- Task brief -
Copy the entries below exactly. Images do not belong in the copy.

- Material supplied -
*** Block opens ***
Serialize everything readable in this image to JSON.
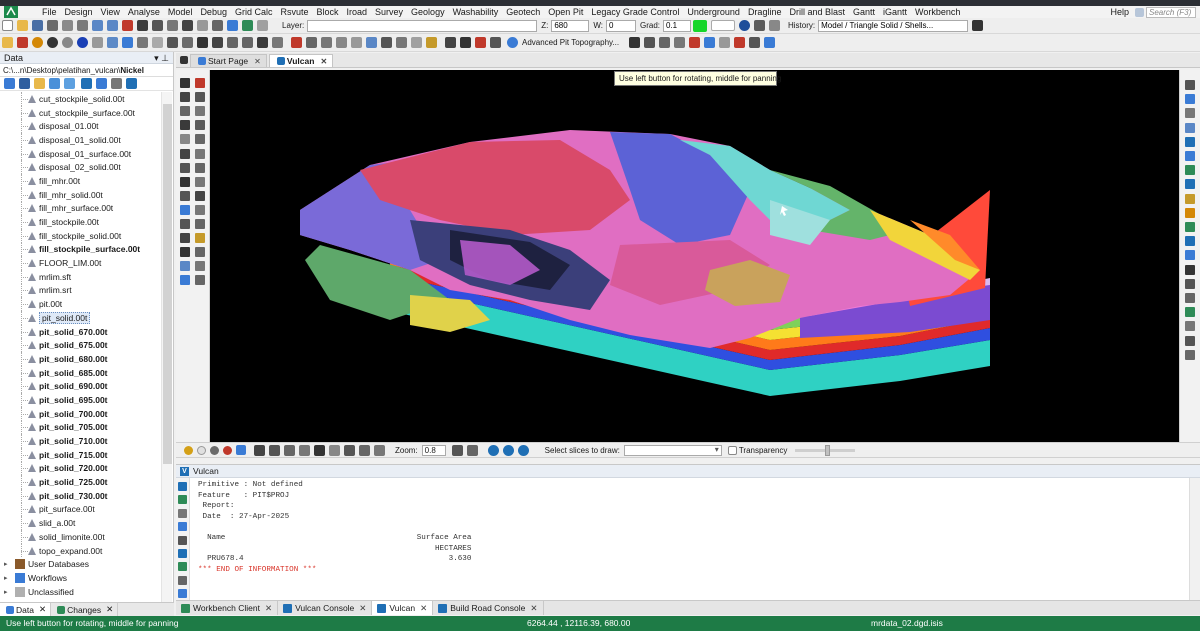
{
  "menus": [
    "File",
    "Design",
    "View",
    "Analyse",
    "Model",
    "Debug",
    "Grid Calc",
    "Rsvute",
    "Block",
    "Iroad",
    "Survey",
    "Geology",
    "Washability",
    "Geotech",
    "Open Pit",
    "Legacy Grade Control",
    "Underground",
    "Dragline",
    "Drill and Blast",
    "Gantt",
    "iGantt",
    "Workbench"
  ],
  "menu_help": "Help",
  "search_placeholder": "Search (F3)",
  "toolbar": {
    "layer_label": "Layer:",
    "z_label": "Z:",
    "z_value": "680",
    "w_label": "W:",
    "w_value": "0",
    "grad_label": "Grad:",
    "grad_value": "0.1",
    "history_label": "History:",
    "history_value": "Model / Triangle Solid / Shells...",
    "adv_pit": "Advanced Pit Topography..."
  },
  "data_panel": {
    "title": "Data",
    "path_prefix": "C:\\...n\\Desktop\\pelatihan_vulcan\\",
    "path_bold": "Nickel",
    "files": [
      {
        "name": "cut_stockpile_solid.00t",
        "bold": false
      },
      {
        "name": "cut_stockpile_surface.00t",
        "bold": false
      },
      {
        "name": "disposal_01.00t",
        "bold": false
      },
      {
        "name": "disposal_01_solid.00t",
        "bold": false
      },
      {
        "name": "disposal_01_surface.00t",
        "bold": false
      },
      {
        "name": "disposal_02_solid.00t",
        "bold": false
      },
      {
        "name": "fill_mhr.00t",
        "bold": false
      },
      {
        "name": "fill_mhr_solid.00t",
        "bold": false
      },
      {
        "name": "fill_mhr_surface.00t",
        "bold": false
      },
      {
        "name": "fill_stockpile.00t",
        "bold": false
      },
      {
        "name": "fill_stockpile_solid.00t",
        "bold": false
      },
      {
        "name": "fill_stockpile_surface.00t",
        "bold": true
      },
      {
        "name": "FLOOR_LIM.00t",
        "bold": false
      },
      {
        "name": "mrlim.sft",
        "bold": false
      },
      {
        "name": "mrlim.srt",
        "bold": false
      },
      {
        "name": "pit.00t",
        "bold": false
      },
      {
        "name": "pit_solid.00t",
        "bold": false,
        "selected": true
      },
      {
        "name": "pit_solid_670.00t",
        "bold": true
      },
      {
        "name": "pit_solid_675.00t",
        "bold": true
      },
      {
        "name": "pit_solid_680.00t",
        "bold": true
      },
      {
        "name": "pit_solid_685.00t",
        "bold": true
      },
      {
        "name": "pit_solid_690.00t",
        "bold": true
      },
      {
        "name": "pit_solid_695.00t",
        "bold": true
      },
      {
        "name": "pit_solid_700.00t",
        "bold": true
      },
      {
        "name": "pit_solid_705.00t",
        "bold": true
      },
      {
        "name": "pit_solid_710.00t",
        "bold": true
      },
      {
        "name": "pit_solid_715.00t",
        "bold": true
      },
      {
        "name": "pit_solid_720.00t",
        "bold": true
      },
      {
        "name": "pit_solid_725.00t",
        "bold": true
      },
      {
        "name": "pit_solid_730.00t",
        "bold": true
      },
      {
        "name": "pit_surface.00t",
        "bold": false
      },
      {
        "name": "slid_a.00t",
        "bold": false
      },
      {
        "name": "solid_limonite.00t",
        "bold": false
      },
      {
        "name": "topo_expand.00t",
        "bold": false
      }
    ],
    "groups": [
      "User Databases",
      "Workflows",
      "Unclassified"
    ],
    "tabs": [
      "Data",
      "Changes"
    ]
  },
  "doc_tabs": [
    "Start Page",
    "Vulcan"
  ],
  "tooltip": "Use left button for rotating, middle for panning",
  "view_toolbar": {
    "zoom_label": "Zoom:",
    "zoom_value": "0.8",
    "slices_label": "Select slices to draw:",
    "transparency_label": "Transparency"
  },
  "console": {
    "title": "Vulcan",
    "lines": [
      "Primitive : Not defined",
      "Feature   : PIT$PROJ",
      " Report:",
      " Date  : 27-Apr-2025",
      "",
      "  Name                                          Surface Area",
      "                                                    HECTARES",
      "  PRU678.4                                             3.630"
    ],
    "end_line": "*** END OF INFORMATION ***"
  },
  "console_tabs": [
    "Workbench Client",
    "Vulcan Console",
    "Vulcan",
    "Build Road Console"
  ],
  "status": {
    "left": "Use left button for rotating, middle for panning",
    "coords": "6264.44 , 12116.39, 680.00",
    "file": "mrdata_02.dgd.isis"
  },
  "colors": {
    "status_green": "#1e7b46",
    "viewport_bg": "#000000",
    "grad_swatch": "#16d62a"
  }
}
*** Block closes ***
- Problem solution -
Serialize everything readable in this image to JSON.
{
  "menus": [
    "File",
    "Design",
    "View",
    "Analyse",
    "Model",
    "Debug",
    "Grid Calc",
    "Rsvute",
    "Block",
    "Iroad",
    "Survey",
    "Geology",
    "Washability",
    "Geotech",
    "Open Pit",
    "Legacy Grade Control",
    "Underground",
    "Dragline",
    "Drill and Blast",
    "Gantt",
    "iGantt",
    "Workbench"
  ],
  "menu_help": "Help",
  "search_placeholder": "Search (F3)",
  "toolbar": {
    "layer_label": "Layer:",
    "z_label": "Z:",
    "z_value": "680",
    "w_label": "W:",
    "w_value": "0",
    "grad_label": "Grad:",
    "grad_value": "0.1",
    "history_label": "History:",
    "history_value": "Model / Triangle Solid / Shells...",
    "adv_pit": "Advanced Pit Topography..."
  },
  "data_panel": {
    "title": "Data",
    "path_prefix": "C:\\...n\\Desktop\\pelatihan_vulcan\\",
    "path_bold": "Nickel",
    "files": [
      {
        "name": "cut_stockpile_solid.00t",
        "bold": false
      },
      {
        "name": "cut_stockpile_surface.00t",
        "bold": false
      },
      {
        "name": "disposal_01.00t",
        "bold": false
      },
      {
        "name": "disposal_01_solid.00t",
        "bold": false
      },
      {
        "name": "disposal_01_surface.00t",
        "bold": false
      },
      {
        "name": "disposal_02_solid.00t",
        "bold": false
      },
      {
        "name": "fill_mhr.00t",
        "bold": false
      },
      {
        "name": "fill_mhr_solid.00t",
        "bold": false
      },
      {
        "name": "fill_mhr_surface.00t",
        "bold": false
      },
      {
        "name": "fill_stockpile.00t",
        "bold": false
      },
      {
        "name": "fill_stockpile_solid.00t",
        "bold": false
      },
      {
        "name": "fill_stockpile_surface.00t",
        "bold": true
      },
      {
        "name": "FLOOR_LIM.00t",
        "bold": false
      },
      {
        "name": "mrlim.sft",
        "bold": false
      },
      {
        "name": "mrlim.srt",
        "bold": false
      },
      {
        "name": "pit.00t",
        "bold": false
      },
      {
        "name": "pit_solid.00t",
        "bold": false,
        "selected": true
      },
      {
        "name": "pit_solid_670.00t",
        "bold": true
      },
      {
        "name": "pit_solid_675.00t",
        "bold": true
      },
      {
        "name": "pit_solid_680.00t",
        "bold": true
      },
      {
        "name": "pit_solid_685.00t",
        "bold": true
      },
      {
        "name": "pit_solid_690.00t",
        "bold": true
      },
      {
        "name": "pit_solid_695.00t",
        "bold": true
      },
      {
        "name": "pit_solid_700.00t",
        "bold": true
      },
      {
        "name": "pit_solid_705.00t",
        "bold": true
      },
      {
        "name": "pit_solid_710.00t",
        "bold": true
      },
      {
        "name": "pit_solid_715.00t",
        "bold": true
      },
      {
        "name": "pit_solid_720.00t",
        "bold": true
      },
      {
        "name": "pit_solid_725.00t",
        "bold": true
      },
      {
        "name": "pit_solid_730.00t",
        "bold": true
      },
      {
        "name": "pit_surface.00t",
        "bold": false
      },
      {
        "name": "slid_a.00t",
        "bold": false
      },
      {
        "name": "solid_limonite.00t",
        "bold": false
      },
      {
        "name": "topo_expand.00t",
        "bold": false
      }
    ],
    "groups": [
      "User Databases",
      "Workflows",
      "Unclassified"
    ],
    "tabs": [
      "Data",
      "Changes"
    ]
  },
  "doc_tabs": [
    "Start Page",
    "Vulcan"
  ],
  "tooltip": "Use left button for rotating, middle for panning",
  "view_toolbar": {
    "zoom_label": "Zoom:",
    "zoom_value": "0.8",
    "slices_label": "Select slices to draw:",
    "transparency_label": "Transparency"
  },
  "console": {
    "title": "Vulcan",
    "lines": [
      "Primitive : Not defined",
      "Feature   : PIT$PROJ",
      " Report:",
      " Date  : 27-Apr-2025",
      "",
      "  Name                                          Surface Area",
      "                                                    HECTARES",
      "  PRU678.4                                             3.630"
    ],
    "end_line": "*** END OF INFORMATION ***"
  },
  "console_tabs": [
    "Workbench Client",
    "Vulcan Console",
    "Vulcan",
    "Build Road Console"
  ],
  "status": {
    "left": "Use left button for rotating, middle for panning",
    "coords": "6264.44 , 12116.39, 680.00",
    "file": "mrdata_02.dgd.isis"
  },
  "colors": {
    "status_green": "#1e7b46",
    "viewport_bg": "#000000",
    "grad_swatch": "#16d62a"
  }
}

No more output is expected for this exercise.